* [Exercise description]
When you restate the entries that follow, keep every word exactly and drop the pictures.

-- Opening Marker --

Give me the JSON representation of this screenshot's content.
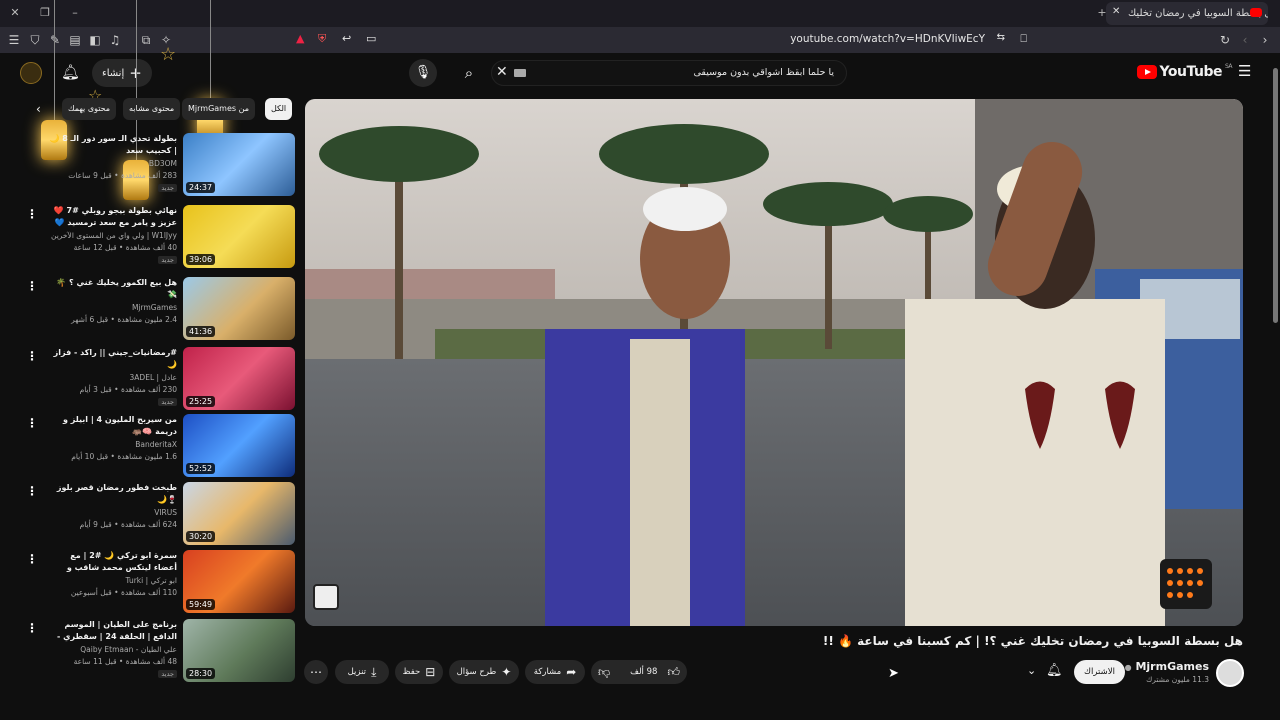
{
  "browser": {
    "tab_title": "هل بسطة السوبيا في رمضان تخليك",
    "url": "youtube.com/watch?v=HDnKVIiwEcY"
  },
  "header": {
    "logo_text": "YouTube",
    "logo_region": "SA",
    "search_query": "يا حلما ابقظ اشواقي بدون موسيقى",
    "create_label": "إنشاء"
  },
  "chips": [
    {
      "label": "الكل"
    },
    {
      "label": "من MjrmGames"
    },
    {
      "label": "محتوى مشابه"
    },
    {
      "label": "محتوى يهمك"
    }
  ],
  "recommendations": [
    {
      "title": "بطولة تحدي الـ سور دور الـ 8 🌙 | كحبيب سعد",
      "channel": "BD3OM",
      "meta": "283 ألف مشاهدة • قبل 9 ساعات",
      "duration": "24:37",
      "new": "جديد"
    },
    {
      "title": "نهائي بطولة بيجو روبلي #7 ❤️ عزيز و يامر مع سعد ترمسيد 💙 🔥",
      "channel": "W1lJyy | ولي واي من المستوى الآخرين",
      "meta": "40 ألف مشاهدة • قبل 12 ساعة",
      "duration": "39:06",
      "new": "جديد"
    },
    {
      "title": "هل بيع الكمور يخليك غني ؟ 🌴💸",
      "channel": "MjrmGames",
      "meta": "2.4 مليون مشاهدة • قبل 6 أشهر",
      "duration": "41:36",
      "new": ""
    },
    {
      "title": "#رمضانيات_جيني || راكد - فزاز 🌙",
      "channel": "عادل | 3ADEL",
      "meta": "230 ألف مشاهدة • قبل 3 أيام",
      "duration": "25:25",
      "new": "جديد"
    },
    {
      "title": "من سيربح المليون 4 | ابيلز و دريمة 🧠🦛",
      "channel": "BanderitaX",
      "meta": "1.6 مليون مشاهدة • قبل 10 أيام",
      "duration": "52:52",
      "new": ""
    },
    {
      "title": "طبخت فطور رمضان قصر بلوز 🍷🌙",
      "channel": "VIRUS",
      "meta": "624 ألف مشاهدة • قبل 9 أيام",
      "duration": "30:20",
      "new": ""
    },
    {
      "title": "سمرة ابو تركي 🌙 #2 | مع أعضاء ليتكس محمد شاقب و حاري 😜🔥 !!",
      "channel": "ابو تركي | Turki",
      "meta": "110 ألف مشاهدة • قبل أسبوعين",
      "duration": "59:49",
      "new": ""
    },
    {
      "title": "برنامج على الطيان | الموسم الدافع | الحلقة 24 | سقطري - السياحة",
      "channel": "علي الطيان - Qaiby Etmaan",
      "meta": "48 ألف مشاهدة • قبل 11 ساعة",
      "duration": "28:30",
      "new": "جديد"
    }
  ],
  "video": {
    "title": "هل بسطة السوبيا في رمضان تخليك غني ؟! | كم كسبنا في ساعة 🔥 !!",
    "channel": "MjrmGames",
    "subscribers": "11.3 مليون مشترك",
    "subscribe_label": "الاشتراك",
    "likes": "98 ألف",
    "share_label": "مشاركة",
    "ask_label": "طرح سؤال",
    "save_label": "حفظ",
    "download_label": "تنزيل"
  },
  "colors": {
    "accent": "#ff0000",
    "background": "#0f0f0f",
    "chip": "#272727"
  }
}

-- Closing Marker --

* [Answer to the problem]
Give me the JSON representation of this screenshot's content.
{
  "browser": {
    "tab_title": "هل بسطة السوبيا في رمضان تخليك",
    "url": "youtube.com/watch?v=HDnKVIiwEcY"
  },
  "header": {
    "logo_text": "YouTube",
    "logo_region": "SA",
    "search_query": "يا حلما ابقظ اشواقي بدون موسيقى",
    "create_label": "إنشاء"
  },
  "chips": [
    {
      "label": "الكل"
    },
    {
      "label": "من MjrmGames"
    },
    {
      "label": "محتوى مشابه"
    },
    {
      "label": "محتوى يهمك"
    }
  ],
  "recommendations": [
    {
      "title": "بطولة تحدي الـ سور دور الـ 8 🌙 | كحبيب سعد",
      "channel": "BD3OM",
      "meta": "283 ألف مشاهدة • قبل 9 ساعات",
      "duration": "24:37",
      "new": "جديد"
    },
    {
      "title": "نهائي بطولة بيجو روبلي #7 ❤️ عزيز و يامر مع سعد ترمسيد 💙 🔥",
      "channel": "W1lJyy | ولي واي من المستوى الآخرين",
      "meta": "40 ألف مشاهدة • قبل 12 ساعة",
      "duration": "39:06",
      "new": "جديد"
    },
    {
      "title": "هل بيع الكمور يخليك غني ؟ 🌴💸",
      "channel": "MjrmGames",
      "meta": "2.4 مليون مشاهدة • قبل 6 أشهر",
      "duration": "41:36",
      "new": ""
    },
    {
      "title": "#رمضانيات_جيني || راكد - فزاز 🌙",
      "channel": "عادل | 3ADEL",
      "meta": "230 ألف مشاهدة • قبل 3 أيام",
      "duration": "25:25",
      "new": "جديد"
    },
    {
      "title": "من سيربح المليون 4 | ابيلز و دريمة 🧠🦛",
      "channel": "BanderitaX",
      "meta": "1.6 مليون مشاهدة • قبل 10 أيام",
      "duration": "52:52",
      "new": ""
    },
    {
      "title": "طبخت فطور رمضان قصر بلوز 🍷🌙",
      "channel": "VIRUS",
      "meta": "624 ألف مشاهدة • قبل 9 أيام",
      "duration": "30:20",
      "new": ""
    },
    {
      "title": "سمرة ابو تركي 🌙 #2 | مع أعضاء ليتكس محمد شاقب و حاري 😜🔥 !!",
      "channel": "ابو تركي | Turki",
      "meta": "110 ألف مشاهدة • قبل أسبوعين",
      "duration": "59:49",
      "new": ""
    },
    {
      "title": "برنامج على الطيان | الموسم الدافع | الحلقة 24 | سقطري - السياحة",
      "channel": "علي الطيان - Qaiby Etmaan",
      "meta": "48 ألف مشاهدة • قبل 11 ساعة",
      "duration": "28:30",
      "new": "جديد"
    }
  ],
  "video": {
    "title": "هل بسطة السوبيا في رمضان تخليك غني ؟! | كم كسبنا في ساعة 🔥 !!",
    "channel": "MjrmGames",
    "subscribers": "11.3 مليون مشترك",
    "subscribe_label": "الاشتراك",
    "likes": "98 ألف",
    "share_label": "مشاركة",
    "ask_label": "طرح سؤال",
    "save_label": "حفظ",
    "download_label": "تنزيل"
  },
  "colors": {
    "accent": "#ff0000",
    "background": "#0f0f0f",
    "chip": "#272727"
  }
}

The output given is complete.